Waldorf schools: no place for Nazis!

By Angelika Lonnemann, January 2023

Some people who are politically far to the right believe that Waldorf schools would be the right schools for their children. Or that they would be the right places where they could work unimpeded as people with right-wing convictions.

When I first heard about such phenomena, I was dismayed, outraged and ashamed. After all, my image of Waldorf schools until then had been completely different. For me, Waldorf schools were places in contradiction to the right – namely places where teachers looked at and taught pupils with a very special, respectful and humanistic view. Where children were not judged by their performance, where children of all nations and religious affiliations, with or without support needs, were welcome. Where people wanted to make decisions through direct democracy, without leaders. And where people have also been taking action on food in a regional and sustainable way for decades.

When in the 1980s I saw the class eight play at the Ulm Waldorf School, where my father taught, the class teacher had given the weakest and most insecure pupil the lead role in The Magic Flute. This unbelievably intense image of trusting the weakest to achieve the greatest and supporting them on their way there was the basis of my enthusiasm for Waldorf education. As a mother of two daughters at a Waldorf school, I later came to know mainly those parents who, like me, were convinced democrats, many of them politically to the left and green.

In this issue we report on attacks by right-wing people and institutions who want to claim Waldorf schools and Rudolf Steiner as their own. Even though – compared to the majority of all Waldorf teachers, staff and parents – they are a very small minority, we want to call it out and urge vigilance. And clearly declare that we will not tolerate it. We, that is the editors of Erziehungskunst, the advisory board and our publisher, the German Association of Waldorf Schools.

The Anthroposophical Society in June 2022 commemorated an assassination attempt on Rudolf Steiner by right-wing extremists. In May 1922, a group of right-wing extremists and National Socialists in Munich attempted to kill Steiner with close combat weapons. Only through the “courageous intervention of some friends” could Steiner be protected.

Steiner was regarded in right-wing circles as an agent of international Jewry and a stooge of Bolshevism. There is therefore no justification for placing anthroposophical philosophy and thus Waldorf education close to right-wing ideas.

Standing up against Nazis, naming and denouncing racism is human, democratic and necessary.
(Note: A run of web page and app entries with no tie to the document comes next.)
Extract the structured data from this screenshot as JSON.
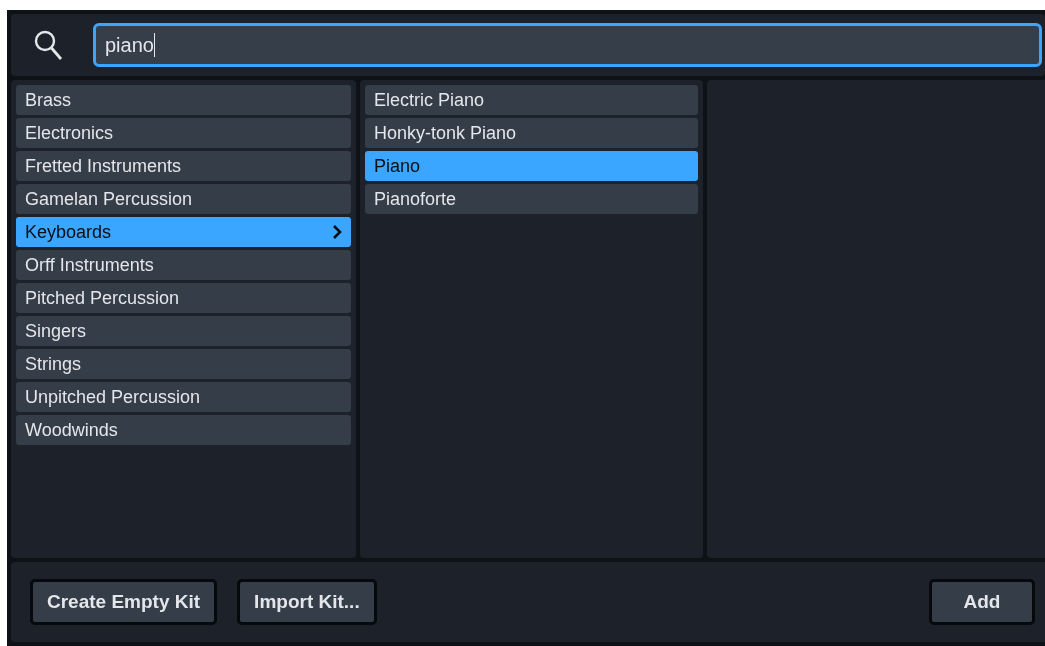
{
  "search": {
    "value": "piano"
  },
  "categories": [
    {
      "label": "Brass",
      "selected": false
    },
    {
      "label": "Electronics",
      "selected": false
    },
    {
      "label": "Fretted Instruments",
      "selected": false
    },
    {
      "label": "Gamelan Percussion",
      "selected": false
    },
    {
      "label": "Keyboards",
      "selected": true
    },
    {
      "label": "Orff Instruments",
      "selected": false
    },
    {
      "label": "Pitched Percussion",
      "selected": false
    },
    {
      "label": "Singers",
      "selected": false
    },
    {
      "label": "Strings",
      "selected": false
    },
    {
      "label": "Unpitched Percussion",
      "selected": false
    },
    {
      "label": "Woodwinds",
      "selected": false
    }
  ],
  "instruments": [
    {
      "label": "Electric Piano",
      "selected": false
    },
    {
      "label": "Honky-tonk Piano",
      "selected": false
    },
    {
      "label": "Piano",
      "selected": true
    },
    {
      "label": "Pianoforte",
      "selected": false
    }
  ],
  "buttons_left": [
    "Create Empty Kit",
    "Import Kit..."
  ],
  "buttons_right": [
    "Add"
  ]
}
Please join us and stand up against dehumanising propaganda, violence and nationalism. Let us stay alert!